Steroid-intake n 5 5 0.425
DM n 4 2 1.000
*

Compared between groups: analyzed by Mann-Whitney test.

Compared between groups: analyzed by Fisher’s exact test.

Group A: bamboo salt pharmacopuncture and CC pharmacopuncture.

§

Group B: soyum pharmacopuncture, HP pharmacopuncture.

DM, diabetes mellitus.

Table 3

The Changes of Scale Score Between Before Treatment and After Final Treatment in Each Group.

Before treatment After treatment p

Mean ± SD Mean ± SD
Group A Y-score 7.47 ± 3.50 29.50 ± 4.60 < 0.001*
H-B grade 3.31 ± 0.60 2.12 ± 0.34 0.001*
FDI 88.56 ± 18.52 140.13 ± 19.12 < 0.001

Group B§ Y-score 9.10 ± 4.43 28.20 ± 7.51 0.005*
H-B grade 3.50 ± 0.53 2.10 ± 0.10 0.004*
FDI 96.70 ± 15.96 137.40 ± 14.00 < 0.001
*

Compared within group: analyzed by Wilcoxon signed rank test.

Compared within group: analyzed by paired t test.

Group A: bamboo salt pharmacopuncture and CC pharmacopuncture.

§

Group B: soyum pharmacopuncture, HP pharmacopuncture.

FDI, facial disability index; H-B grade, House-Brackmann grade; Y-scoreYanagihara’s score.

Table 4

Differences in VAS for Postauricular Pain Between the 2 Groups.

Group A* Group B p
Mean ± SD Mean ± SD
T1§ 2.19 ± 1.42 2.00 ± 1.25 0.517*
T2|| 1.63 ± 1.26 2.20 ± 1.03 0.391*
T3 1.00 ± 1.10 1.00 ± 1.05 0.979*
*

Compared between groups: analyzed by Mann-Whitney test.

Group A: bamboo salt pharmacopuncture and CC pharmacopuncture.

Group B: soyum pharmacopuncture, HP pharmacopuncture.

§

T1: pre-hospitalization VAS for postauricular pain.

||

T2: VAS after 3 sessions of pharmacopuncture therapy.

T3: VAS after 6 sessions of pharmacopuncture therapy.

VAS, visual analog scale.

Table 5

Differences in Facial Palsy Parameters Between the 2 Groups.

Group A Group B§ p
Mean ± SD Mean ± SD
Y-pre|| 7.47 ± 3.50 9.10 ± 4.43 0.452*
HB-pre 3.31 ± 0.60 3.50 ± 0.53 0.517*
FDI-pre** 88.56 ± 18.52 96.70 ± 15.96 0.263
Y-post†† 29.50 ± 4.60 28.20 ± 7.51 0.979*
HB-post‡‡ 2.12 ± 0.34 2.10 ± 0.10 0.938*
FDI-posta 140.13 ± 19.12 137.40 ± 14.00 0.702
*

Compared between groups: analyzed by Mann-Whitney test.

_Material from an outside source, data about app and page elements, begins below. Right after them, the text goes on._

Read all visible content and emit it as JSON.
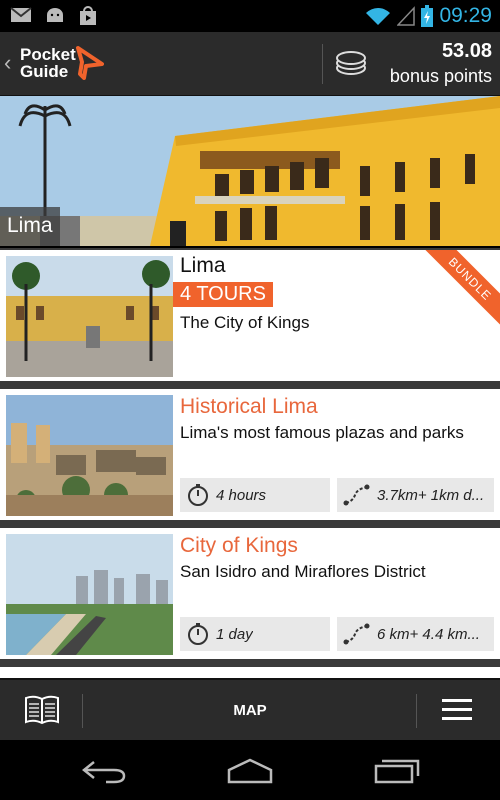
{
  "status_bar": {
    "time": "09:29"
  },
  "header": {
    "logo_line1": "Pocket",
    "logo_line2": "Guide",
    "points_value": "53.08",
    "points_label": "bonus points"
  },
  "hero": {
    "city": "Lima"
  },
  "cards": [
    {
      "title": "Lima",
      "badge": "4 TOURS",
      "subtitle": "The City of Kings",
      "ribbon": "BUNDLE"
    },
    {
      "title": "Historical Lima",
      "subtitle": "Lima's most famous plazas and parks",
      "duration": "4 hours",
      "distance": "3.7km+ 1km d..."
    },
    {
      "title": "City of Kings",
      "subtitle": "San Isidro and Miraflores District",
      "duration": "1 day",
      "distance": "6 km+ 4.4 km..."
    }
  ],
  "bottom_bar": {
    "map_label": "MAP"
  },
  "icons": {
    "status": [
      "gmail-icon",
      "android-icon",
      "shopping-bag-icon",
      "wifi-icon",
      "signal-icon",
      "battery-charging-icon"
    ],
    "header": [
      "back-chevron-icon",
      "coins-icon"
    ],
    "bottom": [
      "book-icon",
      "menu-icon"
    ],
    "nav": [
      "back-icon",
      "home-icon",
      "recents-icon"
    ]
  },
  "colors": {
    "accent": "#f0632c",
    "title_orange": "#e8673c",
    "status_blue": "#33b5e5",
    "bar_bg": "#2b2b2b"
  }
}
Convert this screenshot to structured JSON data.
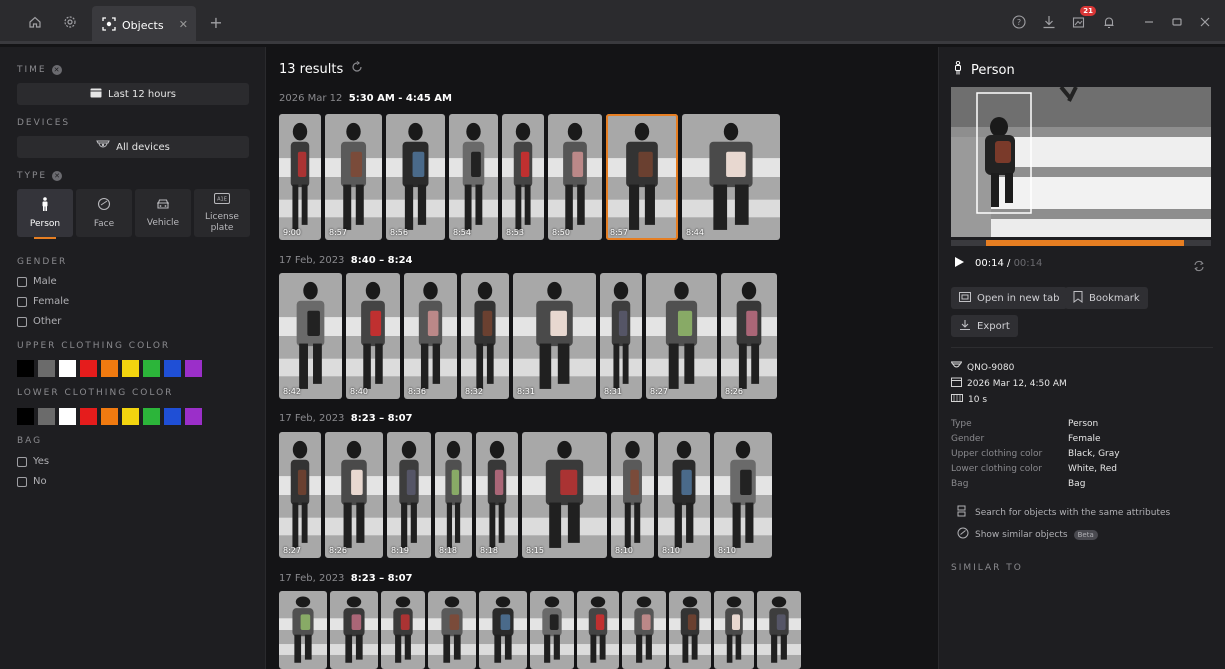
{
  "titlebar": {
    "tab_label": "Objects",
    "notification_count": "21",
    "icons": [
      "home-icon",
      "settings-icon",
      "objects-icon",
      "close-icon",
      "plus-icon",
      "help-icon",
      "download-icon",
      "notification-icon",
      "bell-icon",
      "minimize-icon",
      "maximize-icon",
      "window-close-icon"
    ]
  },
  "filters": {
    "time": {
      "title": "TIME",
      "value": "Last 12 hours"
    },
    "devices": {
      "title": "DEVICES",
      "value": "All devices"
    },
    "type": {
      "title": "TYPE",
      "options": [
        {
          "label": "Person",
          "icon": "person-icon",
          "active": true
        },
        {
          "label": "Face",
          "icon": "face-icon",
          "active": false
        },
        {
          "label": "Vehicle",
          "icon": "vehicle-icon",
          "active": false
        },
        {
          "label": "License plate",
          "icon": "license-plate-icon",
          "active": false
        }
      ]
    },
    "gender": {
      "title": "GENDER",
      "options": [
        "Male",
        "Female",
        "Other"
      ]
    },
    "upper_color": {
      "title": "UPPER CLOTHING COLOR"
    },
    "lower_color": {
      "title": "LOWER CLOTHING COLOR"
    },
    "colors": [
      "#000000",
      "#6b6b6b",
      "#ffffff",
      "#e51c1c",
      "#f07a10",
      "#f2d40f",
      "#2cb53a",
      "#1f4fd6",
      "#9b2fc9"
    ],
    "bag": {
      "title": "BAG",
      "options": [
        "Yes",
        "No"
      ]
    }
  },
  "results": {
    "count_label": "13 results",
    "groups": [
      {
        "date": "2026 Mar 12",
        "range": "5:30 AM - 4:45 AM",
        "times": [
          "9:00",
          "8:57",
          "8:56",
          "8:54",
          "8:53",
          "8:50",
          "8:57",
          "8:44"
        ]
      },
      {
        "date": "17 Feb, 2023",
        "range": "8:40 – 8:24",
        "times": [
          "8:42",
          "8:40",
          "8:36",
          "8:32",
          "8:31",
          "8:31",
          "8:27",
          "8:26"
        ]
      },
      {
        "date": "17 Feb, 2023",
        "range": "8:23 – 8:07",
        "times": [
          "8:27",
          "8:26",
          "8:19",
          "8:18",
          "8:18",
          "8:15",
          "8:10",
          "8:10",
          "8:10"
        ]
      },
      {
        "date": "17 Feb, 2023",
        "range": "8:23 – 8:07",
        "times": []
      }
    ]
  },
  "detail": {
    "title": "Person",
    "time_current": "00:14 /",
    "time_total": "00:14",
    "progress": 0.88,
    "buttons": {
      "open_tab": "Open in new tab",
      "bookmark": "Bookmark",
      "export": "Export"
    },
    "device": "QNO-9080",
    "datetime": "2026 Mar 12, 4:50 AM",
    "duration": "10 s",
    "attributes": [
      {
        "key": "Type",
        "value": "Person"
      },
      {
        "key": "Gender",
        "value": "Female"
      },
      {
        "key": "Upper clothing color",
        "value": "Black, Gray"
      },
      {
        "key": "Lower clothing color",
        "value": "White, Red"
      },
      {
        "key": "Bag",
        "value": "Bag"
      }
    ],
    "search_same": "Search for objects with the same attributes",
    "show_similar": "Show similar objects",
    "beta": "Beta",
    "similar_title": "SIMILAR TO"
  }
}
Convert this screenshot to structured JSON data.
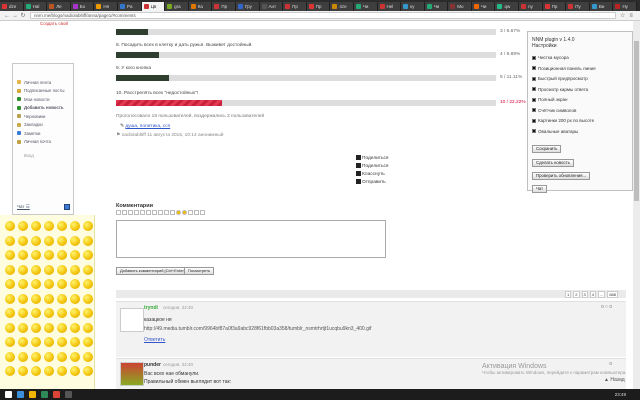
{
  "browser": {
    "tabs": [
      "dze",
      "Hal",
      "Ле",
      "Бо",
      "Ня",
      "Pa",
      "Цв",
      "gra",
      "Ка",
      "Пр",
      "Гру",
      "Ант",
      "Пр",
      "Пр",
      "4ze",
      "Чи",
      "Hel",
      "ку",
      "Чи",
      "Mo",
      "Чи",
      "qw",
      "ny",
      "Пр",
      "Пу",
      "Ви",
      "Ну"
    ],
    "url": "nnm.me/blogs/nadiolabltiff/anna/page1/#comments"
  },
  "top_cutoff_link": "Создать свой",
  "left_menu": {
    "items": [
      "Личная лента",
      "Подписанные посты",
      "Мои новости",
      "Добавить новость",
      "Черновики",
      "Закладки",
      "Заметки",
      "Личная почта",
      "Вход"
    ],
    "logout": "Чат ☰"
  },
  "poll": {
    "bars": [
      {
        "text": "",
        "pct": "3 / 6.67%",
        "fill": 6.67,
        "red": false
      },
      {
        "text": "8. Посадить всех в клетку и дать ружья. Выживет достойный.",
        "pct": "4 / 8.89%",
        "fill": 8.89,
        "red": false
      },
      {
        "text": "9. У кого кнопка",
        "pct": "5 / 11.11%",
        "fill": 11.11,
        "red": false
      },
      {
        "text": "10. Расстрелять всех \"недостойных\"!",
        "pct": "10 / 22.22%",
        "fill": 22.22,
        "red": true
      }
    ],
    "total": "Проголосовало 18 пользователей, воздержались 3 пользователей",
    "tags": "душа, политика, ссп",
    "author_line": "nadiolabltiff  11 августа 2015, 10:14  анонимный"
  },
  "share": {
    "items": [
      "Поделиться",
      "Поделиться",
      "Класснуть",
      "Отправить"
    ]
  },
  "comments": {
    "title": "Комментарии",
    "submit": "Добавить комментарий [Ctrl+Enter]",
    "preview": "Посмотреть",
    "pages": [
      "1",
      "2",
      "3",
      "4",
      "...",
      "688"
    ],
    "list": [
      {
        "author": "tryndi",
        "meta": "сегодня, 22:40",
        "text1": "казацкое ня",
        "text2": "http://49.media.tumblr.com/9964bf87a0f3a9abc928f61fbb03a358/tumblr_nsmtrhrtjt1ucqbu9kn3_400.gif",
        "reply": "Ответить",
        "votes": "0 ○ 0"
      },
      {
        "author": "punder",
        "meta": "сегодня, 22:40",
        "text1": "Вас всех нае обманули.",
        "text2": "Правильный обмен выглядит вот так:",
        "reply": "",
        "votes": "0"
      }
    ]
  },
  "settings": {
    "title": "NNM plugin v 1.4.0",
    "subtitle": "Настройки",
    "options": [
      "Чистка мусора",
      "Позиционная панель линия",
      "Быстрый предпросмотр",
      "Просмотр кармы ответа",
      "Полный экран",
      "Счётчик символов",
      "Картинки 200 px по высоте",
      "Овальные аватары"
    ],
    "save": "Сохранить",
    "reset": "Сделать новость",
    "check_updates": "Проверить обновления...",
    "chat": "Чат"
  },
  "activation": {
    "title": "Активация Windows",
    "sub": "Чтобы активировать Windows, перейдите к параметрам компьютера."
  },
  "back": "Назад",
  "clock": "23:49"
}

Compared between groups: analyzed by Student t test.

Group A: bamboo salt pharmacopuncture and CC pharmacopuncture.

§

Group B: soyum pharmacopuncture, HP pharmacopuncture.

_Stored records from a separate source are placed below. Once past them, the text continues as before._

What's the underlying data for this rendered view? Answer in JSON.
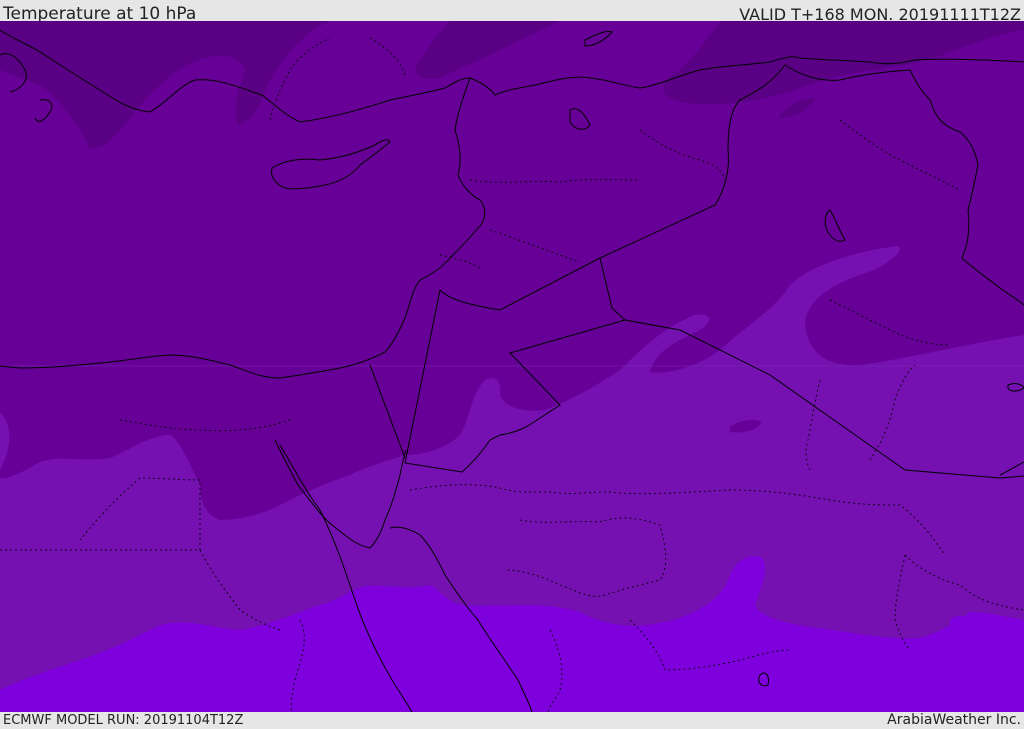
{
  "header": {
    "title": "Temperature at 10 hPa",
    "valid_time": "VALID T+168 MON. 20191111T12Z"
  },
  "footer": {
    "model_run": "ECMWF MODEL RUN: 20191104T12Z",
    "credit": "ArabiaWeather Inc."
  },
  "map": {
    "colors": {
      "darkest": "#5a0085",
      "dark": "#670096",
      "mid": "#7511b1",
      "light": "#7e00dd",
      "border": "#000000"
    }
  }
}
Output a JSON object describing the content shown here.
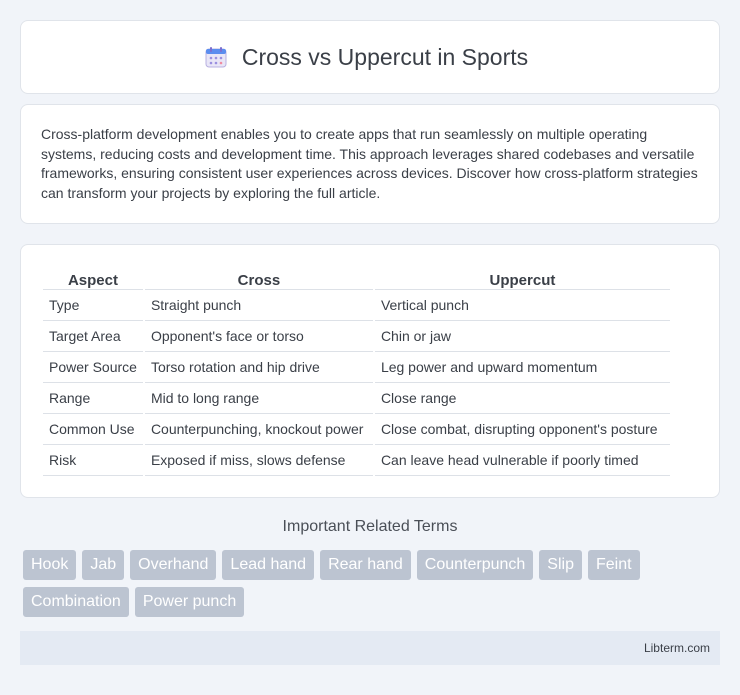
{
  "header": {
    "title": "Cross vs Uppercut in Sports",
    "icon": "calendar-icon"
  },
  "intro": {
    "text": "Cross-platform development enables you to create apps that run seamlessly on multiple operating systems, reducing costs and development time. This approach leverages shared codebases and versatile frameworks, ensuring consistent user experiences across devices. Discover how cross-platform strategies can transform your projects by exploring the full article."
  },
  "table": {
    "headers": [
      "Aspect",
      "Cross",
      "Uppercut"
    ],
    "rows": [
      [
        "Type",
        "Straight punch",
        "Vertical punch"
      ],
      [
        "Target Area",
        "Opponent's face or torso",
        "Chin or jaw"
      ],
      [
        "Power Source",
        "Torso rotation and hip drive",
        "Leg power and upward momentum"
      ],
      [
        "Range",
        "Mid to long range",
        "Close range"
      ],
      [
        "Common Use",
        "Counterpunching, knockout power",
        "Close combat, disrupting opponent's posture"
      ],
      [
        "Risk",
        "Exposed if miss, slows defense",
        "Can leave head vulnerable if poorly timed"
      ]
    ]
  },
  "related": {
    "title": "Important Related Terms",
    "tags": [
      "Hook",
      "Jab",
      "Overhand",
      "Lead hand",
      "Rear hand",
      "Counterpunch",
      "Slip",
      "Feint",
      "Combination",
      "Power punch"
    ]
  },
  "footer": {
    "text": "Libterm.com"
  },
  "colors": {
    "background": "#f1f4f9",
    "tag": "#bcc4d1",
    "footer": "#e4eaf3"
  }
}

||

Y-Pre: Y-score of pre-treatment.

HB-Pre: H-B grade of before treatment.

**

FDI-Pre: FDI of before treatment.

††

Y-Post: Y-score of after treatment.

‡‡

HB-Post: H-B grade of after treatment.

a

FDI-Post: FDI of after treatment.

FDI, facial disability index; H-B grade, House-Brackmann grade; Y-score, Yanagihara’s score.